George Bush secretly funding Sunni Arab extremists? Islamist groups that hate America and are sympathetic to al-Qaeda, the very outfit that started this whole Middle Eastern fiasco are now okay with the White House?
According to Seymour Hersh writing in the latest New Yorker, that's precisely what's happening. Sure it was the Sunni al-Qaeda that bombed embassies and a warship and destroyed the World Trade Centre. Sure it was the Sunni Taliban that allowed al-Qaeda to base itself in Afghanistan. Sure it was the Sunni Saddam that led the US to invade and occupy Iraq. Sure it's been the Sunni insurgency that has mainly targeted US troops in Iraq. Sure it's Sunni fundamentalists, in and out of the government, that threaten Pakistan's ruler, Musharraf, and could potentially wind up with that country's nuclear arsenal. Sure - but so what?
Hersh reports that in America's war against Islamic theocracies, the Shia are now seen as the greater threat, leaving the Sunnis, by default, as America's new allies:
"After the revolution of 1979 brought a religious government to power, the United States broke with Iran and cultivated closer relations with the leaders of Sunni Arab states such as Jordan, Egypt, and Saudi Arabia. That calculation became more complex after the September 11th attacks, especially with regard to the Saudis. Al Qaeda is Sunni, and many of its operatives came from extremist religious circles inside Saudi Arabia. Before the invasion of Iraq, in 2003, Administration officials, influenced by neoconservative ideologues, assumed that a Shiite government there could provide a pro-American balance to Sunni extremists, since Iraq’s Shiite majority had been oppressed under Saddam Hussein. They ignored warnings from the intelligence community about the ties between Iraqi Shiite leaders and Iran, where some had lived in exile for years. Now, to the distress of the White House, Iran has forged a close relationship with the Shiite-dominated government of Prime Minister Nuri al-Maliki.
"The key players behind the redirection are Vice-President Dick Cheney, the deputy national-security adviser Elliott Abrams, the departing Ambassador to Iraq (and nominee for United Nations Ambassador), Zalmay Khalilzad, and Prince Bandar bin Sultan, the Saudi national-security adviser. While Rice has been deeply involved in shaping the public policy, former and current officials said that the clandestine side has been guided by Cheney.
"In the nineteen-eighties and the early nineties, the Saudi government offered to subsidize the covert American C.I.A. proxy war against the Soviet Union in Afghanistan. Hundreds of young Saudis were sent into the border areas of Pakistan, where they set up religious schools, training bases, and recruiting facilities. Then, as now, many of the operatives who were paid with Saudi money were Salafis. Among them, of course, were Osama bin Laden and his associates, who founded Al Qaeda, in 1988.

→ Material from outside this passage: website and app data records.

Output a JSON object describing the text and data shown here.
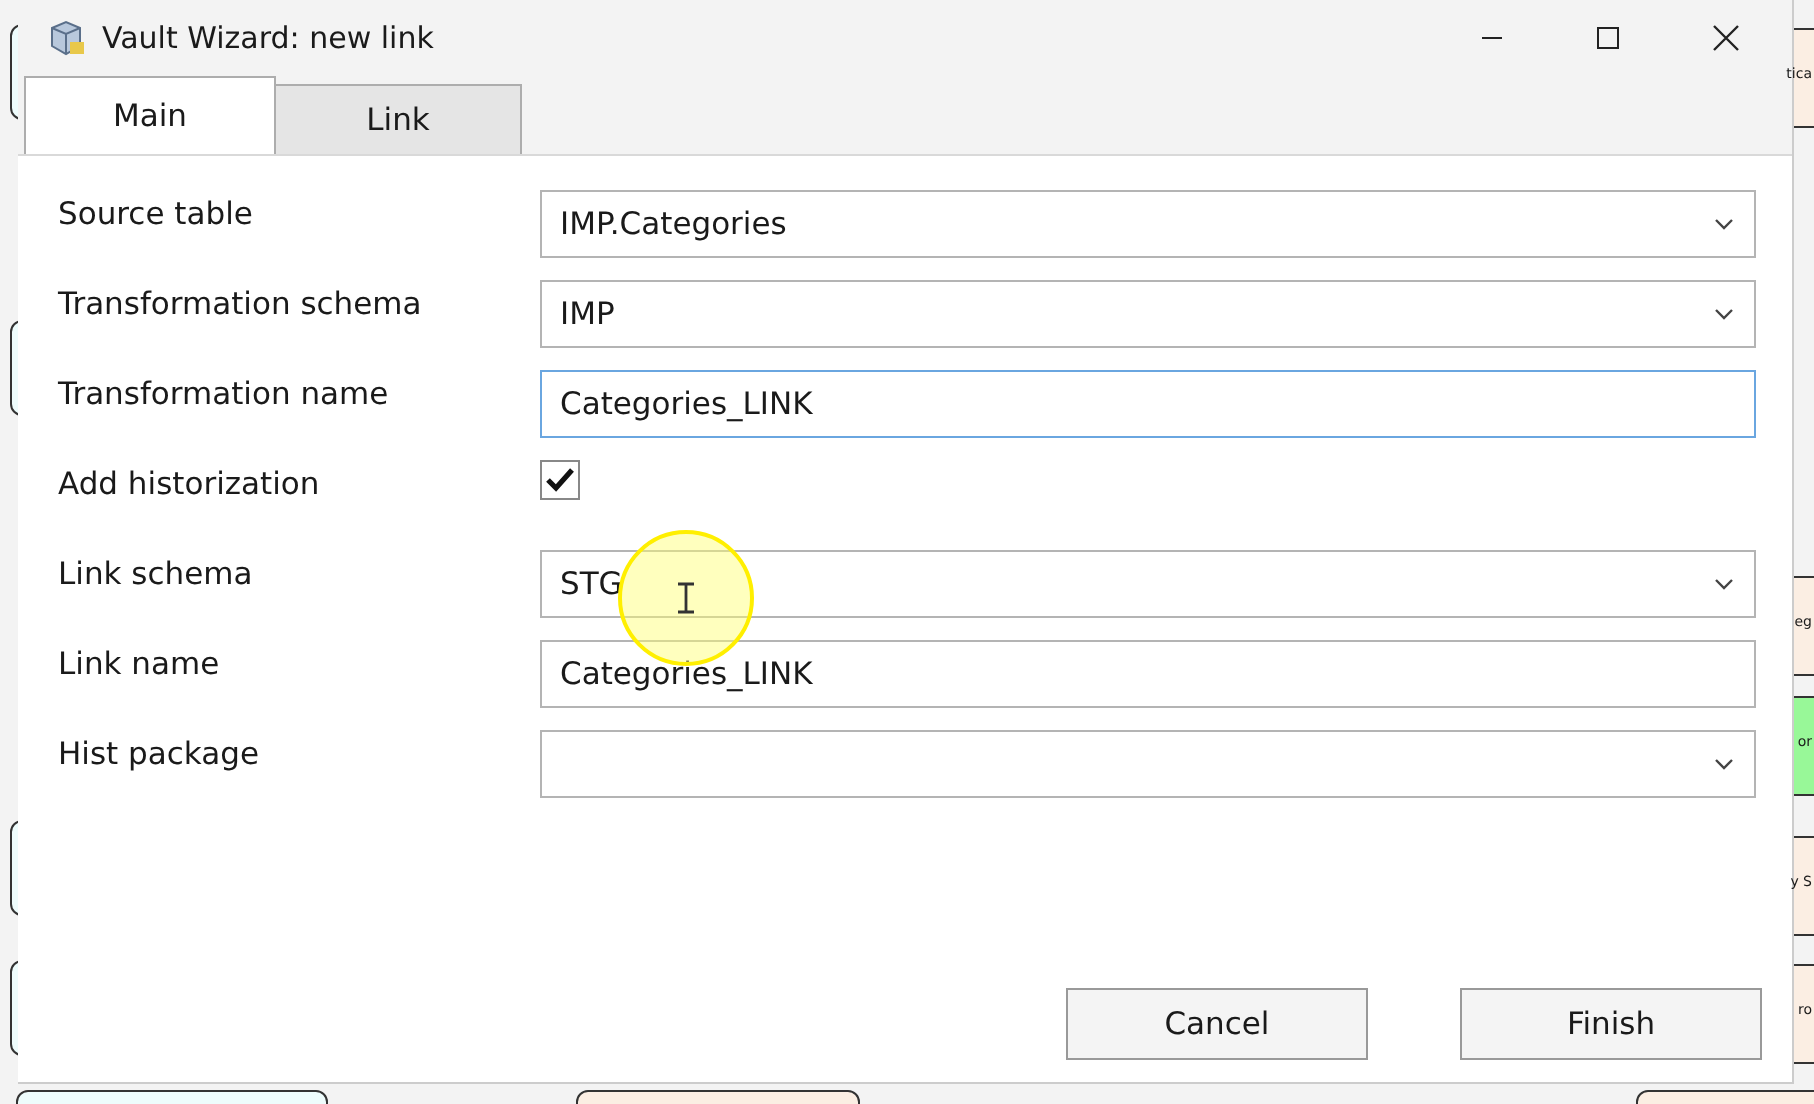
{
  "window": {
    "title": "Vault Wizard: new link"
  },
  "tabs": [
    {
      "label": "Main",
      "selected": true
    },
    {
      "label": "Link",
      "selected": false
    }
  ],
  "fields": [
    {
      "kind": "dropdown",
      "label": "Source table",
      "value": "IMP.Categories",
      "focused": false
    },
    {
      "kind": "dropdown",
      "label": "Transformation schema",
      "value": "IMP",
      "focused": false
    },
    {
      "kind": "text",
      "label": "Transformation name",
      "value": "Categories_LINK",
      "focused": true
    },
    {
      "kind": "checkbox",
      "label": "Add historization",
      "checked": true
    },
    {
      "kind": "dropdown",
      "label": "Link schema",
      "value": "STG",
      "focused": false
    },
    {
      "kind": "text",
      "label": "Link name",
      "value": "Categories_LINK",
      "focused": false
    },
    {
      "kind": "dropdown",
      "label": "Hist package",
      "focused": false
    }
  ],
  "buttons": [
    "Cancel",
    "Finish"
  ],
  "background_nodes": [
    {
      "text": "tica",
      "color": "#fbeee3"
    },
    {
      "text": "eg",
      "color": "#fbeee3"
    },
    {
      "text": "or",
      "color": "#98f898"
    },
    {
      "text": "y S",
      "color": "#fbeee3"
    },
    {
      "text": "ro",
      "color": "#fbeee3"
    }
  ]
}
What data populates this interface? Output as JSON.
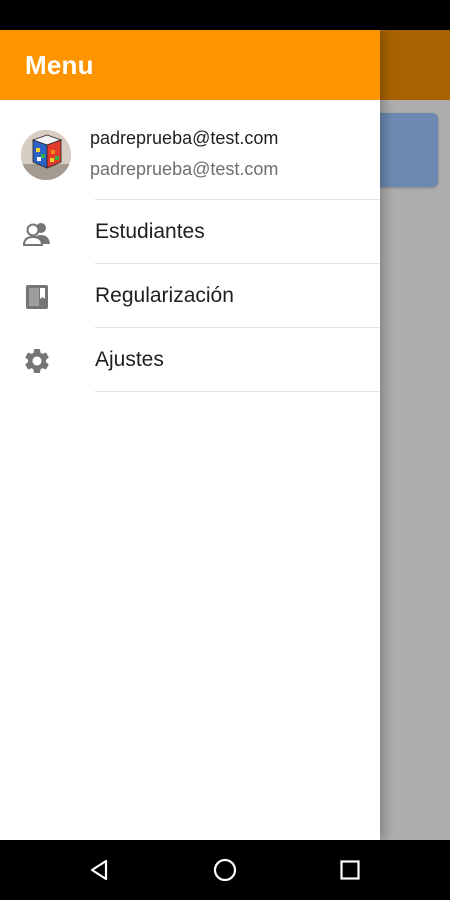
{
  "drawer": {
    "title": "Menu",
    "account": {
      "name": "padreprueba@test.com",
      "email": "padreprueba@test.com"
    },
    "items": [
      {
        "label": "Estudiantes",
        "icon": "people-icon"
      },
      {
        "label": "Regularización",
        "icon": "book-icon"
      },
      {
        "label": "Ajustes",
        "icon": "settings-icon"
      }
    ]
  },
  "nav": {
    "buttons": [
      "back-icon",
      "home-icon",
      "recents-icon"
    ]
  },
  "colors": {
    "header": "#fe9400",
    "icon": "#757575"
  }
}
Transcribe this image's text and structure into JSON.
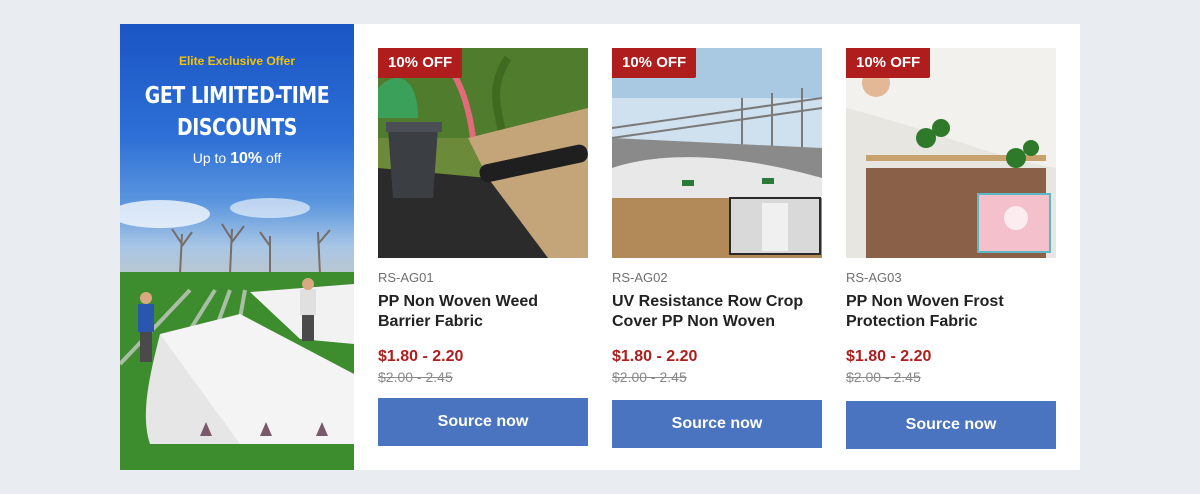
{
  "promo": {
    "kicker": "Elite Exclusive Offer",
    "headline_line1": "GET LIMITED-TIME",
    "headline_line2": "DISCOUNTS",
    "sub_prefix": "Up to",
    "sub_value": "10%",
    "sub_suffix": "off"
  },
  "products": [
    {
      "badge": "10% OFF",
      "sku": "RS-AG01",
      "name": "PP Non Woven Weed Barrier Fabric",
      "price": "$1.80 - 2.20",
      "old_price": "$2.00 - 2.45",
      "button": "Source now"
    },
    {
      "badge": "10% OFF",
      "sku": "RS-AG02",
      "name": "UV Resistance Row Crop Cover PP Non Woven",
      "price": "$1.80 - 2.20",
      "old_price": "$2.00 - 2.45",
      "button": "Source now"
    },
    {
      "badge": "10% OFF",
      "sku": "RS-AG03",
      "name": "PP Non Woven Frost Protection Fabric",
      "price": "$1.80 - 2.20",
      "old_price": "$2.00 - 2.45",
      "button": "Source now"
    }
  ],
  "colors": {
    "badge": "#b01d1d",
    "price": "#b01d1d",
    "button": "#4a74c0",
    "kicker": "#f6c300"
  }
}
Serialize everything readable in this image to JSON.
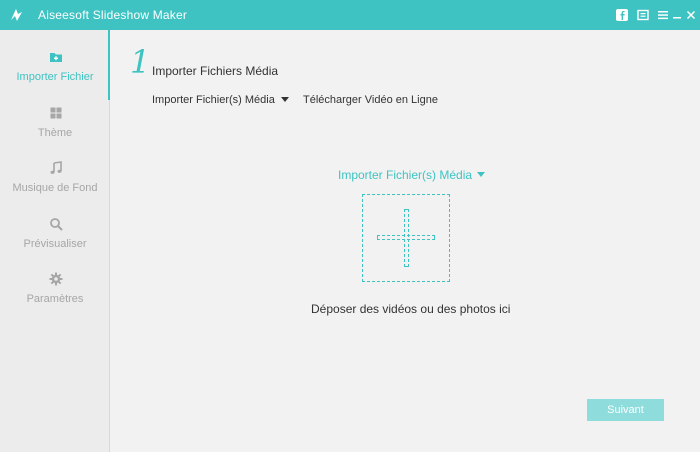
{
  "window": {
    "title": "Aiseesoft Slideshow Maker",
    "accent": "#3ec3c2",
    "controls": [
      "facebook-icon",
      "feedback-icon",
      "menu-icon",
      "minimize-icon",
      "close-icon"
    ]
  },
  "sidebar": {
    "items": [
      {
        "label": "Importer Fichier",
        "icon": "add-folder-icon",
        "active": true
      },
      {
        "label": "Thème",
        "icon": "grid-icon",
        "active": false
      },
      {
        "label": "Musique de Fond",
        "icon": "music-note-icon",
        "active": false
      },
      {
        "label": "Prévisualiser",
        "icon": "search-icon",
        "active": false
      },
      {
        "label": "Paramètres",
        "icon": "gear-icon",
        "active": false
      }
    ]
  },
  "main": {
    "step_number": "1",
    "step_title": "Importer Fichiers Média",
    "tabs": {
      "import": "Importer Fichier(s) Média",
      "download": "Télécharger Vidéo en Ligne"
    },
    "import_link": "Importer Fichier(s) Média",
    "drop_hint": "Déposer des vidéos ou des photos ici",
    "next_button": "Suivant"
  }
}
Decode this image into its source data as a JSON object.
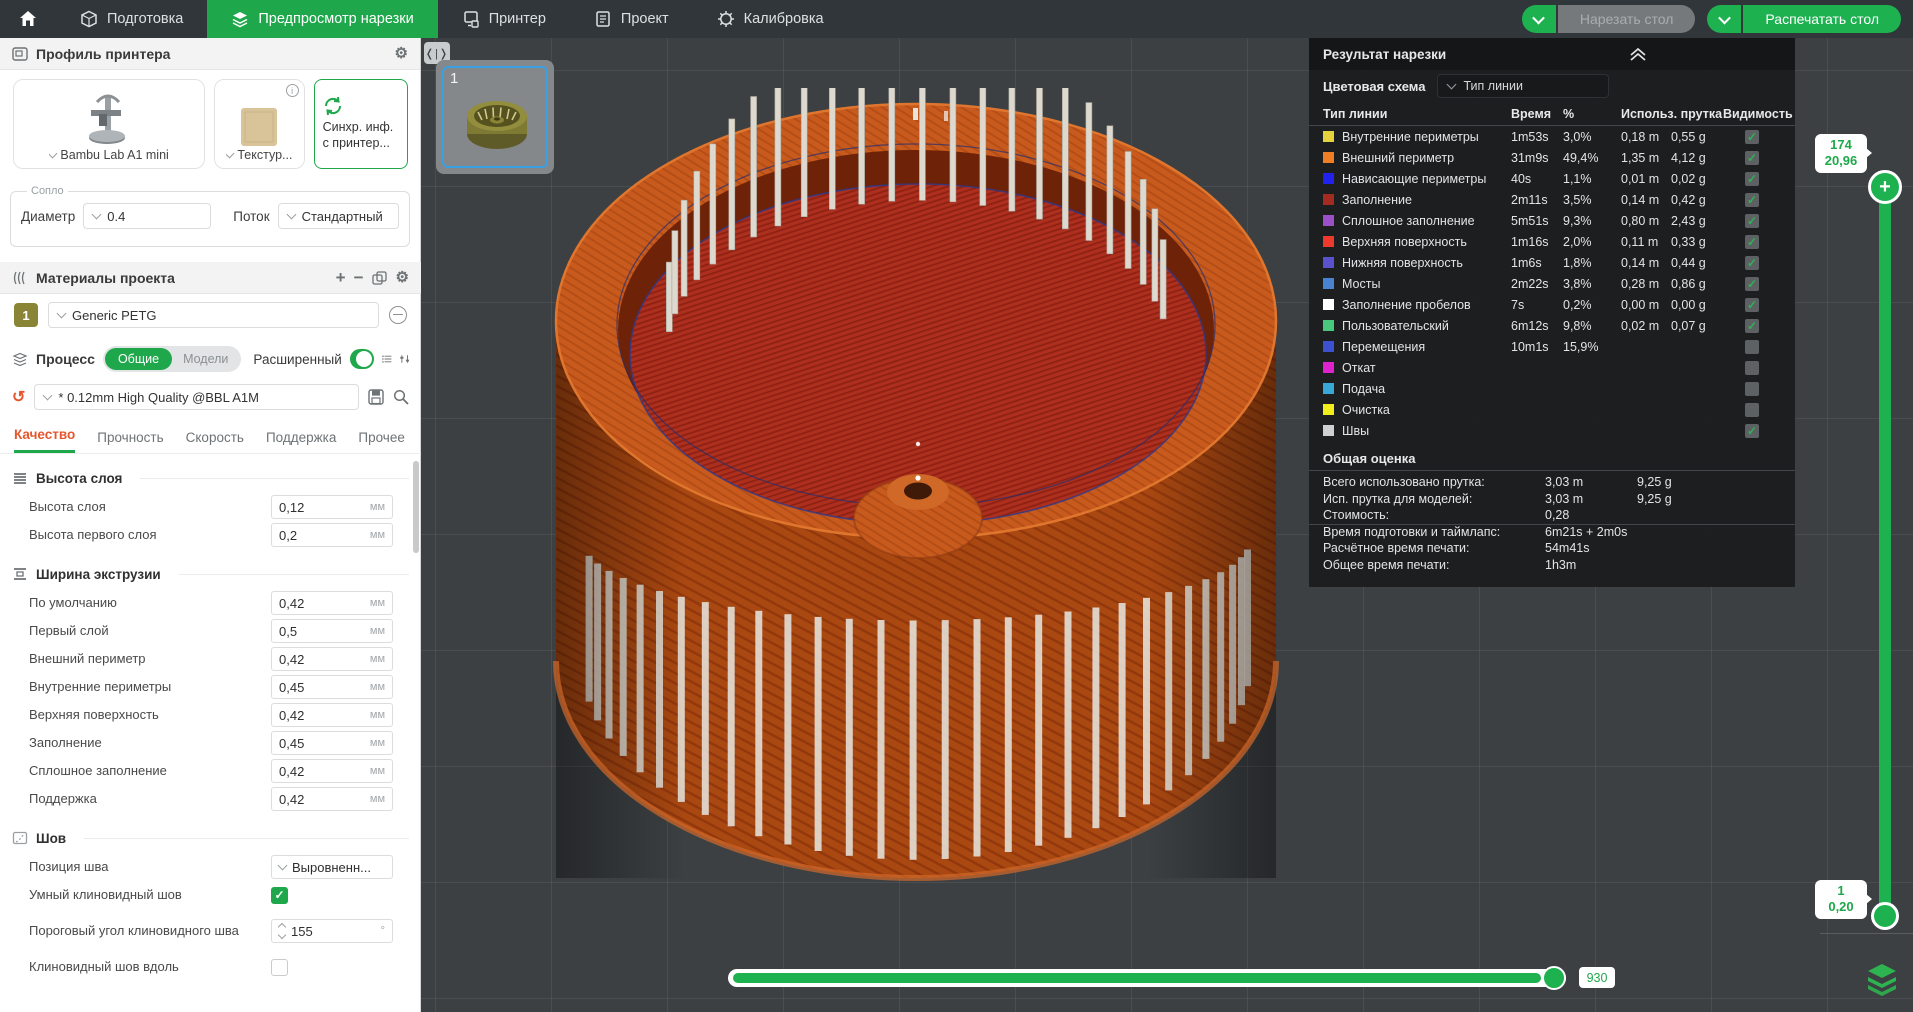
{
  "topbar": {
    "tabs": [
      {
        "label": "Подготовка",
        "active": false
      },
      {
        "label": "Предпросмотр нарезки",
        "active": true
      },
      {
        "label": "Принтер",
        "active": false
      },
      {
        "label": "Проект",
        "active": false
      },
      {
        "label": "Калибровка",
        "active": false
      }
    ],
    "slice_button": {
      "label": "Нарезать стол",
      "enabled": false
    },
    "print_button": {
      "label": "Распечатать стол",
      "enabled": true
    }
  },
  "sidebar": {
    "printer": {
      "title": "Профиль принтера",
      "name": "Bambu Lab A1 mini",
      "plate": "Текстур...",
      "sync_line1": "Синхр. инф.",
      "sync_line2": "с принтер..."
    },
    "nozzle": {
      "legend": "Сопло",
      "diameter_label": "Диаметр",
      "diameter": "0.4",
      "flow_label": "Поток",
      "flow": "Стандартный"
    },
    "filament": {
      "title": "Материалы проекта",
      "slot": "1",
      "name": "Generic PETG",
      "color": "#8a8437"
    },
    "process": {
      "title": "Процесс",
      "seg_global": "Общие",
      "seg_objects": "Модели",
      "advanced_label": "Расширенный",
      "profile": "* 0.12mm High Quality @BBL A1M"
    },
    "tabs": [
      "Качество",
      "Прочность",
      "Скорость",
      "Поддержка",
      "Прочее"
    ],
    "active_tab": "Качество",
    "groups": [
      {
        "title": "Высота слоя",
        "rows": [
          {
            "label": "Высота слоя",
            "type": "input",
            "value": "0,12",
            "unit": "мм"
          },
          {
            "label": "Высота первого слоя",
            "type": "input",
            "value": "0,2",
            "unit": "мм"
          }
        ]
      },
      {
        "title": "Ширина экструзии",
        "rows": [
          {
            "label": "По умолчанию",
            "type": "input",
            "value": "0,42",
            "unit": "мм"
          },
          {
            "label": "Первый слой",
            "type": "input",
            "value": "0,5",
            "unit": "мм"
          },
          {
            "label": "Внешний периметр",
            "type": "input",
            "value": "0,42",
            "unit": "мм"
          },
          {
            "label": "Внутренние периметры",
            "type": "input",
            "value": "0,45",
            "unit": "мм"
          },
          {
            "label": "Верхняя поверхность",
            "type": "input",
            "value": "0,42",
            "unit": "мм"
          },
          {
            "label": "Заполнение",
            "type": "input",
            "value": "0,45",
            "unit": "мм"
          },
          {
            "label": "Сплошное заполнение",
            "type": "input",
            "value": "0,42",
            "unit": "мм"
          },
          {
            "label": "Поддержка",
            "type": "input",
            "value": "0,42",
            "unit": "мм"
          }
        ]
      },
      {
        "title": "Шов",
        "rows": [
          {
            "label": "Позиция шва",
            "type": "select",
            "value": "Выровненн..."
          },
          {
            "label": "Умный клиновидный шов",
            "type": "checkbox",
            "checked": true
          },
          {
            "label": "Пороговый угол клиновидного шва",
            "type": "spinner",
            "value": "155",
            "unit": "°"
          },
          {
            "label": "Клиновидный шов вдоль",
            "type": "checkbox",
            "checked": false
          }
        ]
      }
    ]
  },
  "viewport": {
    "plate_thumb_label": "1",
    "move_slider_value": "930",
    "layer_slider": {
      "top_layer": "174",
      "top_height": "20,96",
      "bottom_layer": "1",
      "bottom_height": "0,20"
    }
  },
  "result_panel": {
    "title": "Результат нарезки",
    "color_scheme_label": "Цветовая схема",
    "color_scheme_value": "Тип линии",
    "columns": {
      "type": "Тип линии",
      "time": "Время",
      "pct": "%",
      "usage": "Использ. прутка",
      "visibility": "Видимость"
    },
    "rows": [
      {
        "color": "#e6d23c",
        "label": "Внутренние периметры",
        "time": "1m53s",
        "pct": "3,0%",
        "len": "0,18 m",
        "wt": "0,55 g",
        "visible": true
      },
      {
        "color": "#ef7e24",
        "label": "Внешний периметр",
        "time": "31m9s",
        "pct": "49,4%",
        "len": "1,35 m",
        "wt": "4,12 g",
        "visible": true
      },
      {
        "color": "#2222ee",
        "label": "Нависающие периметры",
        "time": "40s",
        "pct": "1,1%",
        "len": "0,01 m",
        "wt": "0,02 g",
        "visible": true
      },
      {
        "color": "#a42b20",
        "label": "Заполнение",
        "time": "2m11s",
        "pct": "3,5%",
        "len": "0,14 m",
        "wt": "0,42 g",
        "visible": true
      },
      {
        "color": "#9b50c8",
        "label": "Сплошное заполнение",
        "time": "5m51s",
        "pct": "9,3%",
        "len": "0,80 m",
        "wt": "2,43 g",
        "visible": true
      },
      {
        "color": "#ee3a2c",
        "label": "Верхняя поверхность",
        "time": "1m16s",
        "pct": "2,0%",
        "len": "0,11 m",
        "wt": "0,33 g",
        "visible": true
      },
      {
        "color": "#5a52cc",
        "label": "Нижняя поверхность",
        "time": "1m6s",
        "pct": "1,8%",
        "len": "0,14 m",
        "wt": "0,44 g",
        "visible": true
      },
      {
        "color": "#4a82d2",
        "label": "Мосты",
        "time": "2m22s",
        "pct": "3,8%",
        "len": "0,28 m",
        "wt": "0,86 g",
        "visible": true
      },
      {
        "color": "#ffffff",
        "label": "Заполнение пробелов",
        "time": "7s",
        "pct": "0,2%",
        "len": "0,00 m",
        "wt": "0,00 g",
        "visible": true
      },
      {
        "color": "#48c87d",
        "label": "Пользовательский",
        "time": "6m12s",
        "pct": "9,8%",
        "len": "0,02 m",
        "wt": "0,07 g",
        "visible": true
      },
      {
        "color": "#3c50d0",
        "label": "Перемещения",
        "time": "10m1s",
        "pct": "15,9%",
        "len": "",
        "wt": "",
        "visible": false
      },
      {
        "color": "#de22ce",
        "label": "Откат",
        "time": "",
        "pct": "",
        "len": "",
        "wt": "",
        "visible": false
      },
      {
        "color": "#38a8d8",
        "label": "Подача",
        "time": "",
        "pct": "",
        "len": "",
        "wt": "",
        "visible": false
      },
      {
        "color": "#f2ee1c",
        "label": "Очистка",
        "time": "",
        "pct": "",
        "len": "",
        "wt": "",
        "visible": false
      },
      {
        "color": "#d0d0d0",
        "label": "Швы",
        "time": "",
        "pct": "",
        "len": "",
        "wt": "",
        "visible": true
      }
    ],
    "summary_title": "Общая оценка",
    "summary": [
      {
        "label": "Всего использовано прутка:",
        "v1": "3,03 m",
        "v2": "9,25 g",
        "divided": false
      },
      {
        "label": "Исп. прутка для моделей:",
        "v1": "3,03 m",
        "v2": "9,25 g",
        "divided": false
      },
      {
        "label": "Стоимость:",
        "v1": "0,28",
        "v2": "",
        "divided": false
      },
      {
        "label": "Время подготовки и таймлапс:",
        "v1": "6m21s + 2m0s",
        "v2": "",
        "divided": true
      },
      {
        "label": "Расчётное время печати:",
        "v1": "54m41s",
        "v2": "",
        "divided": false
      },
      {
        "label": "Общее время печати:",
        "v1": "1h3m",
        "v2": "",
        "divided": false
      }
    ]
  },
  "colors": {
    "accent_green": "#1fa84b",
    "bright_green": "#1db150",
    "quality_tab_orange": "#e4572e",
    "model_orange": "#c85a1e",
    "model_floor_red": "#ad2f1e",
    "filament_swatch": "#8a8437"
  }
}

"This time, the U.S. government consultant told me, Bandar and other Saudis have assured the White House that “they will keep a very close eye on the religious fundamentalists. Their message to us was ‘We’ve created this movement, and we can control it.’ It’s not that we don’t want the Salafis to throw bombs; it’s who they throw them at—Hezbollah, Moqtada al-Sadr, Iran, and at the Syrians, if they continue to work with Hezbollah and Iran.”
"Patrick Clawson, of the Washington Institute for Near East Policy, depicted the Saudis’ coöperation with the White House as a significant breakthrough. “The Saudis understand that if they want the Administration to make a more generous political offer to the Palestinians they have to persuade the Arab states to make a more generous offer to the Israelis,” Clawson told me. The new diplomatic approach, he added, “shows a real degree of effort and sophistication as well as a deftness of touch not always associated with this Administration. Who’s running the greater risk—we or the Saudis? At a time when America’s standing in the Middle East is extremely low, the Saudis are actually embracing us. We should count our blessings.”
"The Pentagon consultant had a different view. He said that the Administration had turned to Bandar as a “fallback,” because it had realized that the failing war in Iraq could leave the Middle East “up for grabs.”
“'It seems there has been a debate inside the government over what’s the biggest danger—Iran or Sunni radicals,' Vali Nasr, a senior fellow at the Council on Foreign Relations, who has written widely on Shiites, Iran, and Iraq, told me. 'The Saudis and some in the Administration have been arguing that the biggest threat is Iran and the Sunni radicals are the lesser enemies. This is a victory for the Saudi line.'
"Martin Indyk, a senior State Department official in the Clinton Administration who also served as Ambassador to Israel, said that 'the Middle East is heading into a serious Sunni-Shiite Cold War.' Indyk, who is the director of the Saban Center for Middle East Policy at the Brookings Institution, added that, in his opinion, it was not clear whether the White House was fully aware of the strategic implications of its new policy. 'The White House is not just doubling the bet in Iraq,' he said. 'It’s doubling the bet across the region. This could get very complicated. Everything is upside down.'”